When battle dragged on, Vikings sent in the berserkers to smash through enemy lines. The elite warriors reportedly took performance-enhancing drugs to up their rage. And though the 19th-century stereotype of Scandinavians in horned helmets is a myth, some modern TV shows about Vikings capture the atmosphere of a battle's front lines. There are many accurate details on the TV show Vikings, though the series does have to edit out some Viking tactics too brutal for television.
Viking warriors on the front lines did not always comprise men. Shield-maidens also fought in Viking raids and battles. According to Viking records, Viking leader Lagertha commanded a band of 120 ships of warriors. When her ex-husband Ragnar Lothbrok faced near-certain defeat in a fight, Lagertha sailed to his rescue, launching a surprise attack on the enemy from behind.
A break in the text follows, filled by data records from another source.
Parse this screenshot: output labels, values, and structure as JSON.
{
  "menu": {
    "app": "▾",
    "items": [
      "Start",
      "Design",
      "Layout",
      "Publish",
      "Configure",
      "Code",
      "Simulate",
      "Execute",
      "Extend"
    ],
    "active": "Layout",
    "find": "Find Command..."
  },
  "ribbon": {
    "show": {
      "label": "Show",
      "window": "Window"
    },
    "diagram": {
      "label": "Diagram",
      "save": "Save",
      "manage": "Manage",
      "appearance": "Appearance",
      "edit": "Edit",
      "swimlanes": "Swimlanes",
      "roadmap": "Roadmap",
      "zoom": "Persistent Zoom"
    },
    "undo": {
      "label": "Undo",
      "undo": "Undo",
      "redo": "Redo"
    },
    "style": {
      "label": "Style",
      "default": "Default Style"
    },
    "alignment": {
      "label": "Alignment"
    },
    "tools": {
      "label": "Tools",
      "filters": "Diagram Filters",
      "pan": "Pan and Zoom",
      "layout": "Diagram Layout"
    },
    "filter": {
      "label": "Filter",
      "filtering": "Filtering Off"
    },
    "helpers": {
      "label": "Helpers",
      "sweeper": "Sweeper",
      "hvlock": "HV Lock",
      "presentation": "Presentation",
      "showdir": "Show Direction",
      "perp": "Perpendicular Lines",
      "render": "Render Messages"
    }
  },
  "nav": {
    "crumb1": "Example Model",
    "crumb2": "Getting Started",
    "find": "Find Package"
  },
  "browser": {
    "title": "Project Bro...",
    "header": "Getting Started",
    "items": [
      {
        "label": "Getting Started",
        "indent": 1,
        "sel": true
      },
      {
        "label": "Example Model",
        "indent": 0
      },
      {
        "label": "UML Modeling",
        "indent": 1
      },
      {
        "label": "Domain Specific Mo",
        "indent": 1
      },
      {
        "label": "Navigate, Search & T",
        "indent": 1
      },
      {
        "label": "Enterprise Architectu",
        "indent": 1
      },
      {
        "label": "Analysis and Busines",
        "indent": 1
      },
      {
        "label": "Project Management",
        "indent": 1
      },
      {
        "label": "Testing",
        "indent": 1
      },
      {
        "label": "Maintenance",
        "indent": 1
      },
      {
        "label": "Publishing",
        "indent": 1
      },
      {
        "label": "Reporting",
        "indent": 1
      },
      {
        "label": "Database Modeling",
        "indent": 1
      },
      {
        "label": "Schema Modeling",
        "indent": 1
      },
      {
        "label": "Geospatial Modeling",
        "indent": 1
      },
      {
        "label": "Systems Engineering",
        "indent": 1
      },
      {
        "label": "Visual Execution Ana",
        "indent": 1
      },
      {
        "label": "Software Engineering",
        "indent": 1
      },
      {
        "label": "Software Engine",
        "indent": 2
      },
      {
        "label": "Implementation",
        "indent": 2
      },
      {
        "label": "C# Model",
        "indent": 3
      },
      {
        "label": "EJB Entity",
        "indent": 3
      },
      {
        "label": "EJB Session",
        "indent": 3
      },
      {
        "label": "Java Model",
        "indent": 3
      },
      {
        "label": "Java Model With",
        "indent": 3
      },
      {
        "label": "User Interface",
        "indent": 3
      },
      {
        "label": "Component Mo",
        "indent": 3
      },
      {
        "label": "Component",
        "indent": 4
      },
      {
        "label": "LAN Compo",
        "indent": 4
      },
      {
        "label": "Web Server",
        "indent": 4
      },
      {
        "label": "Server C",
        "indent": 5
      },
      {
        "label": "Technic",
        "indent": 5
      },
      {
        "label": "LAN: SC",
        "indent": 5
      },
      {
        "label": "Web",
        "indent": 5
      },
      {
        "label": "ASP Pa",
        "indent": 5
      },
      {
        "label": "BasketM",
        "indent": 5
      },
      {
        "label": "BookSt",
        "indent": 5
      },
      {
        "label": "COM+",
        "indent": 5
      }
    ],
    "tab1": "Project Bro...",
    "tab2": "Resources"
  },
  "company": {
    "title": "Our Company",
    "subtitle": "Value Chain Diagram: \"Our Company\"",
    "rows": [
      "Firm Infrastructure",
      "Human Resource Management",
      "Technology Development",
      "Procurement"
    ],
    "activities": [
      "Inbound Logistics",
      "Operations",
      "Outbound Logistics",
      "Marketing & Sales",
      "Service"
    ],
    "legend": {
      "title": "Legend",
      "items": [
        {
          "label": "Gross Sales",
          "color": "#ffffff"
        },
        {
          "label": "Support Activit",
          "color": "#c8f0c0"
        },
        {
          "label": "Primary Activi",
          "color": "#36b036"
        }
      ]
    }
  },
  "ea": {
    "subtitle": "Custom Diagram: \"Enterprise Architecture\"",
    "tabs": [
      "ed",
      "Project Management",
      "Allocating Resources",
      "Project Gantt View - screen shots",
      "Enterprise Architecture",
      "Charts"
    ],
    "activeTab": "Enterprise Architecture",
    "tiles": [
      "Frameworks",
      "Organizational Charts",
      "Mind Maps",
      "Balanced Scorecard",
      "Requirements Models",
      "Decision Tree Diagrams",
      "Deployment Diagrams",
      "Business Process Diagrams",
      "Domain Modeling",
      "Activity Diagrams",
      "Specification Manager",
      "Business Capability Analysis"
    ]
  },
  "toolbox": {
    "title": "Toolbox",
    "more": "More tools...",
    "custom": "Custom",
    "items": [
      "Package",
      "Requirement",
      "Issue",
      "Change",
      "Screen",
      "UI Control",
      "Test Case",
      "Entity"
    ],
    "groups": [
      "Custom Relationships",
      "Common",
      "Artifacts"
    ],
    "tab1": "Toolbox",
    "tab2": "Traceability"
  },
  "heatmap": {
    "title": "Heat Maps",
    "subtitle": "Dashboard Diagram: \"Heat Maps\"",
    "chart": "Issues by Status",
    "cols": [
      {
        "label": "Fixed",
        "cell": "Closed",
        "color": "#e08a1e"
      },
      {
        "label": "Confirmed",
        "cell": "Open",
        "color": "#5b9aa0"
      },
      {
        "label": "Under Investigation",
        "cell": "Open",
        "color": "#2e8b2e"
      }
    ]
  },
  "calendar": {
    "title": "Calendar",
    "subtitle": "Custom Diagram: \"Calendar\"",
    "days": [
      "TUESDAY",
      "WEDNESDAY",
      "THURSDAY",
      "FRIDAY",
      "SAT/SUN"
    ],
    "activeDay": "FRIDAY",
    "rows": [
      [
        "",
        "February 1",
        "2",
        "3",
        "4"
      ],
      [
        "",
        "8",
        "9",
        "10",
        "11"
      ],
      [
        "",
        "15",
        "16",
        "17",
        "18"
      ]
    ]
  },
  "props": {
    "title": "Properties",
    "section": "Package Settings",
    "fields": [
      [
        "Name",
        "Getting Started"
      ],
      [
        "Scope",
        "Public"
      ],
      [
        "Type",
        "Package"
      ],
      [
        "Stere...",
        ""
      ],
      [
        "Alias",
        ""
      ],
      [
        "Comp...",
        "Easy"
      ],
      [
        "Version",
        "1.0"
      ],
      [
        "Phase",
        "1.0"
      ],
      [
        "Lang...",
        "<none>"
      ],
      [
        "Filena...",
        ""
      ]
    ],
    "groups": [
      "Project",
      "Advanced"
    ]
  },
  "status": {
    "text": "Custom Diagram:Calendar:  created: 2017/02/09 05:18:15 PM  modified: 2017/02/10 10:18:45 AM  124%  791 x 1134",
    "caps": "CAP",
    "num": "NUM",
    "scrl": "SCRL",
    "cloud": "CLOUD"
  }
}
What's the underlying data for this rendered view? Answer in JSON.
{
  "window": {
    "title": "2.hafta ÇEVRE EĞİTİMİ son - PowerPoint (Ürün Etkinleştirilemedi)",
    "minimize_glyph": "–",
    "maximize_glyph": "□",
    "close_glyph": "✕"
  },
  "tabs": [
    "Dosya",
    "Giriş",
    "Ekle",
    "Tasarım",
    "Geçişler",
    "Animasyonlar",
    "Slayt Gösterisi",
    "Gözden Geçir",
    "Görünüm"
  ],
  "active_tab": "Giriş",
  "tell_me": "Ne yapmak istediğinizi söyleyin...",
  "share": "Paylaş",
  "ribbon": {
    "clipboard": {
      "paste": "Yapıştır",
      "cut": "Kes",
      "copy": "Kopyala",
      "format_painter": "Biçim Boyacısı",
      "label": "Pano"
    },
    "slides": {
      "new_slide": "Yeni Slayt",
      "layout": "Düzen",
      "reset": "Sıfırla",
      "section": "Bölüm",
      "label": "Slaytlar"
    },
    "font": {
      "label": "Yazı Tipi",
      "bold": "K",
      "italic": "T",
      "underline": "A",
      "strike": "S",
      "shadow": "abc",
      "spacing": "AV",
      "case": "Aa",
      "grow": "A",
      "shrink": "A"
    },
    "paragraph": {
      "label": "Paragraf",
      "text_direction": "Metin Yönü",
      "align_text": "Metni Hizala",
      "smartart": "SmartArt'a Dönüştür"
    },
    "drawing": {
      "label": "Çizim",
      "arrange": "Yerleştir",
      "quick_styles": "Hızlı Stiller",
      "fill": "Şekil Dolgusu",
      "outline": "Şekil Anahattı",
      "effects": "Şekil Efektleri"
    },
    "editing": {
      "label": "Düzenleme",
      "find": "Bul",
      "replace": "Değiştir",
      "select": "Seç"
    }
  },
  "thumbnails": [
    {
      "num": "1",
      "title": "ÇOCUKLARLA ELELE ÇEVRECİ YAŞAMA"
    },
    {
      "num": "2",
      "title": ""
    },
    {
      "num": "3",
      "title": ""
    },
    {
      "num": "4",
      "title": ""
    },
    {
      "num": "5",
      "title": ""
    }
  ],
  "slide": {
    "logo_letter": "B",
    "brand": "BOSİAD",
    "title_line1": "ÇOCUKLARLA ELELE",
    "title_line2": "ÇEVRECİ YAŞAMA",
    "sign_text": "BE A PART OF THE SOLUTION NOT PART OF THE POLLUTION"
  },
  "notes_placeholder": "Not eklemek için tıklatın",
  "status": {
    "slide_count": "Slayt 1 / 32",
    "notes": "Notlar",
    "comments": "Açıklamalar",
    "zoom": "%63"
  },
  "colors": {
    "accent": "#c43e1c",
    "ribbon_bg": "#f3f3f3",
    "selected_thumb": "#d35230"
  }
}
Lagertha's ambush reportedly caused Ragnar's opponents to panic.
Shield-maidens also purportedly fought while disguised in men's clothes. Thus, they were sometimes indistinguishable from male warriors.
Spears created terrifying chaos during Viking battles. Viking spears were almost 10 feet long, but their reach extended even further. The fiercest warriors could throw their spears across the battlefield to target far-off enemies. Skilled warriors could throw two spears at once, with one in each hand. Some warriors were reportedly able to catch a spear in flight and turn it back toward their enemy.
Because spears were the most common weapon used during Viking battles, fighters weren't safe anywhere within throwing distance.
During a battle, an elite group of warriors protected the Viking chief. They were known as the hird, which derives from a term for family or household. The hird was like a family to the chief, protecting his life with their own. These bodyguards did not only work on the battlefield. They defended the chief at all times, day and night.
Viking chiefs chose the best warriors from powerful families to serve as their hird. Wealthy and skilled chiefs might have as many as 60 hirdsmen protecting them on the battlefield.
The front lines of a Viking battle would vary depending on the size of the fight. In smaller raids, particularly feuds between families, the clash might involve only a few dozen warriors. Larger battles meant entire Viking armies stared each other down. The biggest Viking armies contained between 4,000 and 7,000 men.
While the men were adept combatants, not all of them were full-time warriors. Viking fighters often went home to work as farmers, craftsmen, or merchants - if they survived the battle.